Would you count the lines in the entries below that contain "icon"? Reply with the number only.

------ Dataset extract ------

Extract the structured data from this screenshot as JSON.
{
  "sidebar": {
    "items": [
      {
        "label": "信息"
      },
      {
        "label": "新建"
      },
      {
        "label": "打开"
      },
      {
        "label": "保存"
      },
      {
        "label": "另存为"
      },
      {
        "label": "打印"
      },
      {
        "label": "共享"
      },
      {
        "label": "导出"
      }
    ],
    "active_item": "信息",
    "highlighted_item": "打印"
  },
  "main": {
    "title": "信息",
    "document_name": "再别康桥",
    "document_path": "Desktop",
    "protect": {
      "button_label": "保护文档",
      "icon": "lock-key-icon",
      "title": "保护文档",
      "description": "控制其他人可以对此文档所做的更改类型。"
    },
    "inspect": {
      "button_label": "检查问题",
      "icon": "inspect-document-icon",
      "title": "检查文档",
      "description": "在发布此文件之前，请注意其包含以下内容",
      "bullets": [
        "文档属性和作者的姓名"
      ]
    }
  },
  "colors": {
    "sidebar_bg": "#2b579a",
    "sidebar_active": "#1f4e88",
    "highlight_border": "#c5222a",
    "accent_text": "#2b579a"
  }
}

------

Solution to this problem
2